"The name I often bring up in talking about Frank," says White Sox hitting coach Walt Hriniak, "is Joey Cora." Say what? Cora is the 5'7" Chicago second baseman, who has two career homers—both of them this year. "When I tell people that," continues Hriniak, "I'm trying to make the point that Frank approaches each at bat, each pitch, with a purpose. Nobody on this ball club has a bigger heart than Joey, but Frank comes close. I have never seen him give up an at bat, no matter if we're 10 runs ahead or he's already gotten his four hits or two homers. He has an intense hatred of failure."
Says White Sox leftfielder Tim Raines, one of Thomas's closest friends, "Nobody will ever demand more of Frank than Frank does. He's like Dr. Jekyll and Mr. Hyde. Off the field he's sweet and nice. On the field, well, you should hear some of the things he says about himself after a strikeout."
Thomas has a rather simple explanation for his psyche: "I guess you could say a lot of little hurts went into making The Big Hurt." He grew up in Columbus, Ga., the youngest of Frank and Charlie Mae Thomas's five kids. "I hung out with my older brother and his friends, and I got pushed around a lot until I started pushing back." He starred in the three big sports at Columbus High, but for some reason no baseball team drafted him, so he went to Auburn on a football scholarship. "I would've signed to play baseball, but nobody wanted me. Turned out, though, that Auburn made me a man," Thomas says. After catching three passes as a freshman tight end, he devoted his full athletic attention to baseball. In 1988 he was on the U.S. National Team, but—get this—he was cut before the team went to the Olympics in Seoul. "I couldn't believe it either," says Thomas.
Even after the White Sox made him the seventh pick in the 1989 draft, he had trouble convincing people of how good he was. He made juice out of the Grapefruit League in 1990, but he started the regular season in Double A. The following year, his first full one in the majors, he hit .318 with 32 homers, 109 RBIs and 138 walks, but the Sox still gave him a hard time over his contract.
Last year Thomas batted .323 with 115 RBIs, but he finished eighth in the MVP voting, and some Chicago fans professed disappointment in his 24 home runs.

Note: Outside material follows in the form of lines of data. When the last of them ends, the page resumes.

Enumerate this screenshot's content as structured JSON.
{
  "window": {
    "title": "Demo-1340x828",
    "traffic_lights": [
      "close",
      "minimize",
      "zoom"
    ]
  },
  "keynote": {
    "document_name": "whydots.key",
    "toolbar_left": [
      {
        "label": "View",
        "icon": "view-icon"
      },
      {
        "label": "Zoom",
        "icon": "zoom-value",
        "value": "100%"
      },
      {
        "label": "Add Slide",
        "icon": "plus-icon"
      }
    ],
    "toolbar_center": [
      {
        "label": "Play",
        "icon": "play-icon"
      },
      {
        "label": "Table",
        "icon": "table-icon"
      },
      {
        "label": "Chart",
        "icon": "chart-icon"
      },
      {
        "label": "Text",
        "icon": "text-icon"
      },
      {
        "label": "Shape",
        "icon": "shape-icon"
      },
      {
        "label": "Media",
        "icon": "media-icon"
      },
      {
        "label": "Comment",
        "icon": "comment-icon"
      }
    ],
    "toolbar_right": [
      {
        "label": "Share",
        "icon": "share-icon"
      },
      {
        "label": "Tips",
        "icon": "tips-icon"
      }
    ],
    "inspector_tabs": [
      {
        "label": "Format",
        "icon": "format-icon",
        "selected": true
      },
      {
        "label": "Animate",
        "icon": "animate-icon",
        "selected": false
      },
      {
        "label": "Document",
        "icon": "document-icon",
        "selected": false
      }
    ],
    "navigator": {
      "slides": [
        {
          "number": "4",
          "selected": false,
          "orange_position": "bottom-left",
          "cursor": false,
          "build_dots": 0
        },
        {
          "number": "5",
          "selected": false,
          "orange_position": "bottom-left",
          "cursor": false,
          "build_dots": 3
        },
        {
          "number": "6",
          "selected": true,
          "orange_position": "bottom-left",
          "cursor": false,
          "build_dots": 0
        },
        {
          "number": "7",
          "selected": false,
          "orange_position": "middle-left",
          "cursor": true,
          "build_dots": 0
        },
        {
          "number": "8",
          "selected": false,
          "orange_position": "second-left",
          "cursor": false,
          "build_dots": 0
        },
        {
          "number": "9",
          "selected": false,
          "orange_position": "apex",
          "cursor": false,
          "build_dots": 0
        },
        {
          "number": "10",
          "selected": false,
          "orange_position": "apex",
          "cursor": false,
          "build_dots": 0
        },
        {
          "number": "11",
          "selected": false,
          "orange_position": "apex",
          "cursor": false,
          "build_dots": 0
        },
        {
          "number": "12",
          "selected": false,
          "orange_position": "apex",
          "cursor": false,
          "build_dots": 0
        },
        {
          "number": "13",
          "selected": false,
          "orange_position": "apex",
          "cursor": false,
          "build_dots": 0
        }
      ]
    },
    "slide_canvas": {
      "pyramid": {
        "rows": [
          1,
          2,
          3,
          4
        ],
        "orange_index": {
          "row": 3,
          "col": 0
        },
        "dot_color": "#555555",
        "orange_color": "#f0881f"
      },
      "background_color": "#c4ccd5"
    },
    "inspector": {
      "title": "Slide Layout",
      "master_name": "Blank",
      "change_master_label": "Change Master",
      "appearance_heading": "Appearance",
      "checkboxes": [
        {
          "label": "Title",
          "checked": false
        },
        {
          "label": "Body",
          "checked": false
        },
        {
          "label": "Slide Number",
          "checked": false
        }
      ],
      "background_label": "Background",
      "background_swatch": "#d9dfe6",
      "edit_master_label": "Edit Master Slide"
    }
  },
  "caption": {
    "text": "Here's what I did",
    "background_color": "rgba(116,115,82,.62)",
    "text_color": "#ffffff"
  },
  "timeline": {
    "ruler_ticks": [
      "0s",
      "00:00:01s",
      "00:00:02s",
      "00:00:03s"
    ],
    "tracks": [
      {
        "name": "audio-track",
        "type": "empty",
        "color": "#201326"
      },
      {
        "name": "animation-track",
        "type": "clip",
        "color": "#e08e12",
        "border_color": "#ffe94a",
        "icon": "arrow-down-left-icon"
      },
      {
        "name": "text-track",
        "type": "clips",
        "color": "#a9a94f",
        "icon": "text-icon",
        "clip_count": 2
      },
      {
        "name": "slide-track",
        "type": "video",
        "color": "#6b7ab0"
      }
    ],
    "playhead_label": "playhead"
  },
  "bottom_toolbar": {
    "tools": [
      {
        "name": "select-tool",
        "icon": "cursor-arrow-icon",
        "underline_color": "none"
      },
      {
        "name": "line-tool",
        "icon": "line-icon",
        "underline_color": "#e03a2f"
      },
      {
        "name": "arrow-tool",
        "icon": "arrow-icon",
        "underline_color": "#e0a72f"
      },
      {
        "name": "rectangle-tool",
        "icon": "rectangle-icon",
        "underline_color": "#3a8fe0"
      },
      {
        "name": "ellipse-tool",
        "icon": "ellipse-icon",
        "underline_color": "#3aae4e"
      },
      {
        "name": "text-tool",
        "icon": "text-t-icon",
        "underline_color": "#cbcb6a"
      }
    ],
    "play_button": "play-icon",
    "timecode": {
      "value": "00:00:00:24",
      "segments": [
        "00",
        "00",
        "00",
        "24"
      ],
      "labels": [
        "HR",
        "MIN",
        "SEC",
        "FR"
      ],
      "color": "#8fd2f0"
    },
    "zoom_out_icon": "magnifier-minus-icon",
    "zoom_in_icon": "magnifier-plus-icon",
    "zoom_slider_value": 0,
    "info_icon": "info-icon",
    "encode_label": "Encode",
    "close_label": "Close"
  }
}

Perhaps they did not realize that he had shared the league lead in doubles, with 46, and that sometimes a Big Hurt double is just a homer that hits the fence while it's still climbing. Says Thomas, "I also got a little tired of hearing 'Yeah, but he can't field.' " So in the off-season Thomas worked on his defense and made himself even stronger through weight training.
The results of that regimen have been readily apparent. While he's not going to remind any Chicagoans of Cap Anson around the bag, he is a damn sight better than Zeke Bonura, the lumbering legend whose club RBI record (138, in 1936) Thomas is chasing. "My favorite moment this year was a play I made at first," Thomas says. "I dove to my right, then threw home to get the runner. I don't think I could have made that play before this year."
There is no question that The Big Hurt has an ego to match. "I just think I should get a hit every time up," he says. He is very much aware of how his home run and RBI competition is doing, and he is quick to point out that "I have had three homers pulled back from over the fence." So when you ask him whom he thinks the American League MVP should be, he is not about to say Olerud. "John's having a great year, an MVP year," says Thomas. "But look at that lineup he's hitting in." So if Thomas ends up the loser in the Baseball Writers Association's Ballot of Frankie and Johnnie, pitchers will be in for a Bigger Hurt next season.
Even if Thomas doesn't win the MVP award, this has been a breakthrough year for him. He is currently negotiating a long-term contract with Chicago because, as he says, "I see myself with the Sox my whole career." He has a new $8 million deal with Reebok, and his handsome, smiling face is becoming increasingly familiar to the American public. He is a big favorite with kids—his rookie baseball card is much valued—because he signs autographs so readily.
Last week Thomas hit a first-inning, two-run homer off Yankee Sterling Hitchcock, which struck him as kind of funny because his one-year-old son is also named Sterling. "What's even funnier," he says, "is that my wife's maiden name is Silver." Frank met Elise Silver two springs ago at the Columbia restaurant in Sarasota, Fla., where the White Sox train. "Melido Perez was hungry, so he made me drive him to the restaurant," says Thomas. "We looked like a couple of bums."
Elise was there with her cousin, in the midst of a visit to spring training sites. The Silvers of Rochester, N.Y., have long been involved with the city's Triple A Red Wings. In fact Silver Stadium in Rochester is named after her great uncle Maury. "I guess you could say we met cute," says Elise. "He bumped into me."